What history tells us about minority governments and what they mean for northern Ontario
Jean-Jacques Blais remembers another prime minister named Trudeau swept into power on a wave of optimism, only to fall into a minority government four years later.
In 1972, Blais was elected MP for Nipissing in a Liberal government with two just more seats than the Progressive Conservatives. That was just four years after coming to power in a wave of "Trudeaumania" in 1968.
Blais remembers at the first caucus meeting, Prime Minister Pierre Trudeau compared himself to Napoleon Bonaparte and the opposition parts to the three empires France defeated at the Battle of Austerlitz in 1805.

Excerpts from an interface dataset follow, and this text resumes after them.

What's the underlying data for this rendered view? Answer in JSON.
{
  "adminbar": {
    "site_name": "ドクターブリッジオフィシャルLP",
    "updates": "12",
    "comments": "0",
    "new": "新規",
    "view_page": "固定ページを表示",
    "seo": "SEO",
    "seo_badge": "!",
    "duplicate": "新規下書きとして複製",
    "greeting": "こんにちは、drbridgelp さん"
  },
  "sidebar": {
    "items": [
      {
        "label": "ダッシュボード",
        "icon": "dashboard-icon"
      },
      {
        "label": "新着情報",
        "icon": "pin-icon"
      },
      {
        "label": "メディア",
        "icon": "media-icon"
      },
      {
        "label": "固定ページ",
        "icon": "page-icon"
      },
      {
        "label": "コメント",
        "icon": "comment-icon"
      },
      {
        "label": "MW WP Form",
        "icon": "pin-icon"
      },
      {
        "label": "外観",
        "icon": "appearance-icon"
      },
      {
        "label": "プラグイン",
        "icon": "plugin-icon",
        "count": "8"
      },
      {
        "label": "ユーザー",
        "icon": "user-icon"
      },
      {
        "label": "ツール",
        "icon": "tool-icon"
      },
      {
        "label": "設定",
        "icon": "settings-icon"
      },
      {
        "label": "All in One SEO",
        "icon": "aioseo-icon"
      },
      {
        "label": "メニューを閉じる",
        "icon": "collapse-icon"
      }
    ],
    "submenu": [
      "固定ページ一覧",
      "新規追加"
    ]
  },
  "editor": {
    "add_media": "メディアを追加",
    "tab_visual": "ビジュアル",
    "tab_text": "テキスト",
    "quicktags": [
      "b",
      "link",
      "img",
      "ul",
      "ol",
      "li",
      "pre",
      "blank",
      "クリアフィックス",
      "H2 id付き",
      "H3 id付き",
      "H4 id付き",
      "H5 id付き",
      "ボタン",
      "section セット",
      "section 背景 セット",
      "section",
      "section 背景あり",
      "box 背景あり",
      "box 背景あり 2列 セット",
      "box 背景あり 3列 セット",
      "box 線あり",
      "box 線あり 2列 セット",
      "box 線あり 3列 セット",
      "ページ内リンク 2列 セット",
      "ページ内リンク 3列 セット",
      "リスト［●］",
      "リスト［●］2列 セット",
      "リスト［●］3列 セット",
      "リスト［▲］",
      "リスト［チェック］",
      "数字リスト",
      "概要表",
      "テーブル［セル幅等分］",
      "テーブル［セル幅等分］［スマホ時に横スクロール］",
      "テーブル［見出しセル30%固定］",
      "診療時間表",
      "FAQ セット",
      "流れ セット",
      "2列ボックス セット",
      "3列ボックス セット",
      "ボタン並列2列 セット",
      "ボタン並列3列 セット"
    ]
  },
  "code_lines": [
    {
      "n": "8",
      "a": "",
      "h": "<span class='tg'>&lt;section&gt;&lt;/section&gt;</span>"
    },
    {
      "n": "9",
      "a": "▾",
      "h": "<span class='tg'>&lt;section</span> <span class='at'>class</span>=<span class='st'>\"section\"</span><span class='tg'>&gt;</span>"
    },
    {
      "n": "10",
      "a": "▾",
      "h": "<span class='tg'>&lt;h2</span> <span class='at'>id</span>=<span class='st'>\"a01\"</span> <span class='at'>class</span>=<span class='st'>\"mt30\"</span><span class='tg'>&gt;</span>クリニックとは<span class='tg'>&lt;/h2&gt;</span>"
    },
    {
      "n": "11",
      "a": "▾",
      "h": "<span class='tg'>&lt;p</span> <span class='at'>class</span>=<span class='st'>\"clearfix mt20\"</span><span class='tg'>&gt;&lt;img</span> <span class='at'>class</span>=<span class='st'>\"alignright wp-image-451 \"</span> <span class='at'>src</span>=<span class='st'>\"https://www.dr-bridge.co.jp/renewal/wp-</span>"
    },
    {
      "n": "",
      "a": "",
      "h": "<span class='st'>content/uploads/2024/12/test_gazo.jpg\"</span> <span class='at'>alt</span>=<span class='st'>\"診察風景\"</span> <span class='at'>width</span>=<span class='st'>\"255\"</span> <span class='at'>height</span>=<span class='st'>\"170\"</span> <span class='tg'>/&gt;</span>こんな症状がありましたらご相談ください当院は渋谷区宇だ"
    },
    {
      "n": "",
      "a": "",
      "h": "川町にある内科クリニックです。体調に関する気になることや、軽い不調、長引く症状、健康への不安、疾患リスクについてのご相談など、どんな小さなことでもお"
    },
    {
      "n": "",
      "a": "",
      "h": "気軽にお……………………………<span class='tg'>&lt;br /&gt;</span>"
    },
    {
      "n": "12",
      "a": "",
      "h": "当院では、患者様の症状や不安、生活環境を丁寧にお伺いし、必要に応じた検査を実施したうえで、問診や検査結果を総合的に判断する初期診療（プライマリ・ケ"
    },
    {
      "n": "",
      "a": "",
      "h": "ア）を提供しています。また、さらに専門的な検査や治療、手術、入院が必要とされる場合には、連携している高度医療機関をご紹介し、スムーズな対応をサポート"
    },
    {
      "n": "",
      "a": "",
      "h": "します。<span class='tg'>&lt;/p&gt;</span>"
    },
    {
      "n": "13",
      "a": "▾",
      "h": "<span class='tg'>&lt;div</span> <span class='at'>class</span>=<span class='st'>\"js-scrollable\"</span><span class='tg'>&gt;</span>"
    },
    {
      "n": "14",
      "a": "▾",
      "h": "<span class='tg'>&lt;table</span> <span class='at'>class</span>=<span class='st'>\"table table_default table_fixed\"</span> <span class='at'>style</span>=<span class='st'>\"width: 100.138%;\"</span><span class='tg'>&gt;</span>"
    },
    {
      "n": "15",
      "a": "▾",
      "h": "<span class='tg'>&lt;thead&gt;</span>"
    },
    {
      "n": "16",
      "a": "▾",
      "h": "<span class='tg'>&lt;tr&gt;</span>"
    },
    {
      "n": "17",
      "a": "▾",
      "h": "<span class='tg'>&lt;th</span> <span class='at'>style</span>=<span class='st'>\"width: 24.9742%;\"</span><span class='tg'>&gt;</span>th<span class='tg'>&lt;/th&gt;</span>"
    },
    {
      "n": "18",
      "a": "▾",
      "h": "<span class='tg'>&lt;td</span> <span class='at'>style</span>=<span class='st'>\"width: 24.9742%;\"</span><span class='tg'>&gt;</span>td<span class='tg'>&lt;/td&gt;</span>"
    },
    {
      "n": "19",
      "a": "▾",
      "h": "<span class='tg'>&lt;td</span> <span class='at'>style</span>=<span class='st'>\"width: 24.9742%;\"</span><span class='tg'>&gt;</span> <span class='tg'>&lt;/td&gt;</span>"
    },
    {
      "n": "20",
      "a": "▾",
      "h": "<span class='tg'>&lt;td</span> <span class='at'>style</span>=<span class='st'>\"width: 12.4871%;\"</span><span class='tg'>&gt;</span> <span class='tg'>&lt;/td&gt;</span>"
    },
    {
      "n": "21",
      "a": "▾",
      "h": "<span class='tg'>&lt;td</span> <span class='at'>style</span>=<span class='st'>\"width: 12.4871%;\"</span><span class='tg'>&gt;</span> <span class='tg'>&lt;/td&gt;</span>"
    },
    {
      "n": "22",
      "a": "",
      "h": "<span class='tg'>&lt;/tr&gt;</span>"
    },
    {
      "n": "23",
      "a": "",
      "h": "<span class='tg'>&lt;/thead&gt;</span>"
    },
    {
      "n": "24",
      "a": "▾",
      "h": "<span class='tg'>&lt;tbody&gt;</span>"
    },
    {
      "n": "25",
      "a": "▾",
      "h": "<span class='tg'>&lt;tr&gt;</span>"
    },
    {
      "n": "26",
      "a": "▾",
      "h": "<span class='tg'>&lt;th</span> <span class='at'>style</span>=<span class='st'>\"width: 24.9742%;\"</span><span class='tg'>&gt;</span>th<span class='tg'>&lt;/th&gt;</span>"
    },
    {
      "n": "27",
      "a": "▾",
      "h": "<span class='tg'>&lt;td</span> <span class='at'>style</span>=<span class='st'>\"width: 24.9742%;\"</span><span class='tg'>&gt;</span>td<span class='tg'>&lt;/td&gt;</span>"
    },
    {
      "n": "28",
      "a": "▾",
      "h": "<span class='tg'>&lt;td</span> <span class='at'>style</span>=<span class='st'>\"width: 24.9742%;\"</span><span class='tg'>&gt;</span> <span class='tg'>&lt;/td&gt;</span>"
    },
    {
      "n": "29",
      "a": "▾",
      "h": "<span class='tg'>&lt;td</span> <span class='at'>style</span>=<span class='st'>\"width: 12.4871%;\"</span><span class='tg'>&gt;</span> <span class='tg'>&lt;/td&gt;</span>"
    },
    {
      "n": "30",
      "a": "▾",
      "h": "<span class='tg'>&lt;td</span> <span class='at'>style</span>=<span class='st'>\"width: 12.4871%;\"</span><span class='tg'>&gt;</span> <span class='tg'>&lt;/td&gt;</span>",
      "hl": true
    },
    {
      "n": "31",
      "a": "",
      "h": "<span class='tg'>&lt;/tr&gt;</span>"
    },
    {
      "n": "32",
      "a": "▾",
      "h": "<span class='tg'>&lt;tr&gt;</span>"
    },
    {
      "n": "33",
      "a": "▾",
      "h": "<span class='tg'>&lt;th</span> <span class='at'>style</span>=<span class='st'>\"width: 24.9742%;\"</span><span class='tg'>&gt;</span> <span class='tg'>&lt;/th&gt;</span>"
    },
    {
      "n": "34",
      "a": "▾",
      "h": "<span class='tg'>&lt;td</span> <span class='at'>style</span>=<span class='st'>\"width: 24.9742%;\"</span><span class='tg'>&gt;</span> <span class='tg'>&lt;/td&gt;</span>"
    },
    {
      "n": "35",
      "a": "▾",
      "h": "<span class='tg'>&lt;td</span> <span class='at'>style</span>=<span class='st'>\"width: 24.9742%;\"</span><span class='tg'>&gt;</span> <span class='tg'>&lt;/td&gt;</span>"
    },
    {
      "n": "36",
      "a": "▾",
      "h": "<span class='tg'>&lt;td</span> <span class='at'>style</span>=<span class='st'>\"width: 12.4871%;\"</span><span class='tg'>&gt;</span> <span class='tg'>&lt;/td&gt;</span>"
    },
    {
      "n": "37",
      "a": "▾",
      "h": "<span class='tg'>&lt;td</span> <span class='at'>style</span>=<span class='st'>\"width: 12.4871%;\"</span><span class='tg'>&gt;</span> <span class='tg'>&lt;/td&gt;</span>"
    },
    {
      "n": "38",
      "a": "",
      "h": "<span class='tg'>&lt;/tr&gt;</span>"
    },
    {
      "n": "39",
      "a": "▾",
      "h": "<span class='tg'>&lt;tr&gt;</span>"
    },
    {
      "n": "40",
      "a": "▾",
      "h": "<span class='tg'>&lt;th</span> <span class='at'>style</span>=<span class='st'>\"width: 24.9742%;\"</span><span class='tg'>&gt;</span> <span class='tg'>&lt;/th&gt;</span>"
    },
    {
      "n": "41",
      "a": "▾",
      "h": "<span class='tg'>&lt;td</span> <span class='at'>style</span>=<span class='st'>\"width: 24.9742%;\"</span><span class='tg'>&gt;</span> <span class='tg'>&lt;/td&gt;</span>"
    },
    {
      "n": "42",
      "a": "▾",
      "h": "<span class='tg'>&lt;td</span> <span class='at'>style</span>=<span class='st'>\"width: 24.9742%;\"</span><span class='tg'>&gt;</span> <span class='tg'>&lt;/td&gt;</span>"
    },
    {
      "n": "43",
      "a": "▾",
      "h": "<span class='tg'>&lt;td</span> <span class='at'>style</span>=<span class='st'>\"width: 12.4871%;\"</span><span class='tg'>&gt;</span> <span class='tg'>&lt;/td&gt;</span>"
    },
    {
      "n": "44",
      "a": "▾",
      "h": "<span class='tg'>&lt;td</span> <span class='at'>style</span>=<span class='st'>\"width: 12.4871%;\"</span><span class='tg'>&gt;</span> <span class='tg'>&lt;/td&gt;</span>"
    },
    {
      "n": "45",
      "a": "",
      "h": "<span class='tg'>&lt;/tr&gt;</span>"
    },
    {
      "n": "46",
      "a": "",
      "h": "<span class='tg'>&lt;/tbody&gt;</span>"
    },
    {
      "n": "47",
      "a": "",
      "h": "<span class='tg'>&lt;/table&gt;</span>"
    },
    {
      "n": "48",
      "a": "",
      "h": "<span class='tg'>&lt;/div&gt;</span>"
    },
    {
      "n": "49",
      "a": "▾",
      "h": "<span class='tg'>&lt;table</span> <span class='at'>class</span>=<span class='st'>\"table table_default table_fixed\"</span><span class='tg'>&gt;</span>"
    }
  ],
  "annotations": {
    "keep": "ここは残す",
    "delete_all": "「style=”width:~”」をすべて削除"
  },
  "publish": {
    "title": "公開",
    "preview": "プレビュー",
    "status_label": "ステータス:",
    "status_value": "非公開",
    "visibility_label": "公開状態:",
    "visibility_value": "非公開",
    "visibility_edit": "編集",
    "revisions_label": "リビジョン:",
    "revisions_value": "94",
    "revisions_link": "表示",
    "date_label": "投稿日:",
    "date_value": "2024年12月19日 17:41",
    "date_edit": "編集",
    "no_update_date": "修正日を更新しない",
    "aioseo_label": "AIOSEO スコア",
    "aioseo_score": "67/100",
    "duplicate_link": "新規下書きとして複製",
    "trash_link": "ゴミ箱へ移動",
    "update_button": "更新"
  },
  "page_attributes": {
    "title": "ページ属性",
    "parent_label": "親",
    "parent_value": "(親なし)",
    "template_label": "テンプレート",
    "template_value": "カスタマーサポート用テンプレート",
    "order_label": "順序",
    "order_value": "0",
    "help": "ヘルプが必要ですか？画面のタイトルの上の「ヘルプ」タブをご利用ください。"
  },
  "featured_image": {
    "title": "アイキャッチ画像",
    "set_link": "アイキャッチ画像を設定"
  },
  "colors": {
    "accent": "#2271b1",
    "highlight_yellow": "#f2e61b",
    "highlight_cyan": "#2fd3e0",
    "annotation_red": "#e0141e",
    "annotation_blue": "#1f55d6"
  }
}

"He dealt with the issue of facing the opposition as a confrontation, a battle confrontation," says Blais, who served in the House of Commons from 1972 to 1984.
"And that may be something that Trudeau's son may want to reflect upon."
Blais, who was 32 when he was first elected to Ottawa, says minority governments are good for backbenchers because parties need every vote to stay in power.
"The governing party needs all of its members and really cherishes each one of its members. And so it was very helpful to me as it turns out. But I didn't anticipate that at the time," he says.
Blais predicts the Liberals may force an election in the next few years if they see a path back to a majority government. That's what Trudeau senior did after the setback in 1972, going on to win a majority two years later.
He was also in the House in 1979 when the Progressive Conservative minority government of Prime Minister Joe Clark was toppled just nine months after being elected.
Floyd Laughren served as MPP for Nickel Belt for 27 years. Nine of those years were under a minority government.
The one he remembers most was in 1985, when the Ontario Progressive Conservatives were re-elected to a minority, continuing their 42-year reign over Queen's Park.
The opposition Liberals struck an "accord" with the New Democrats to work together for two years, which ended with a Liberal majority in 1987 and was then followed by an NDP majority in 1990.
"I thought it worked very well quite frankly," says Laughren, who went on to be finance minister in that NDP government.
"And the deal was honoured on both sides."
In the upcoming federal parliament, Laughren says the NDP should tell the Liberals what they want for propping up the minority government, but be careful what they ask for.
"They should keep the list very small. If you give them an extended list, they'll simply do the small things first and you won't get to the big things," he says.
"And you have to keep that in mind going forward today as well. You can't make an outrageous demand because that would just be brushed aside."
Laughren predicts that the Liberals will shy away from making formal deals with any of the opposition parties, who aren't eager to go back out on the campaign trail and won't have much leverage with the Trudeau government.
"I personally don't think that they will rely very much on another party," he says.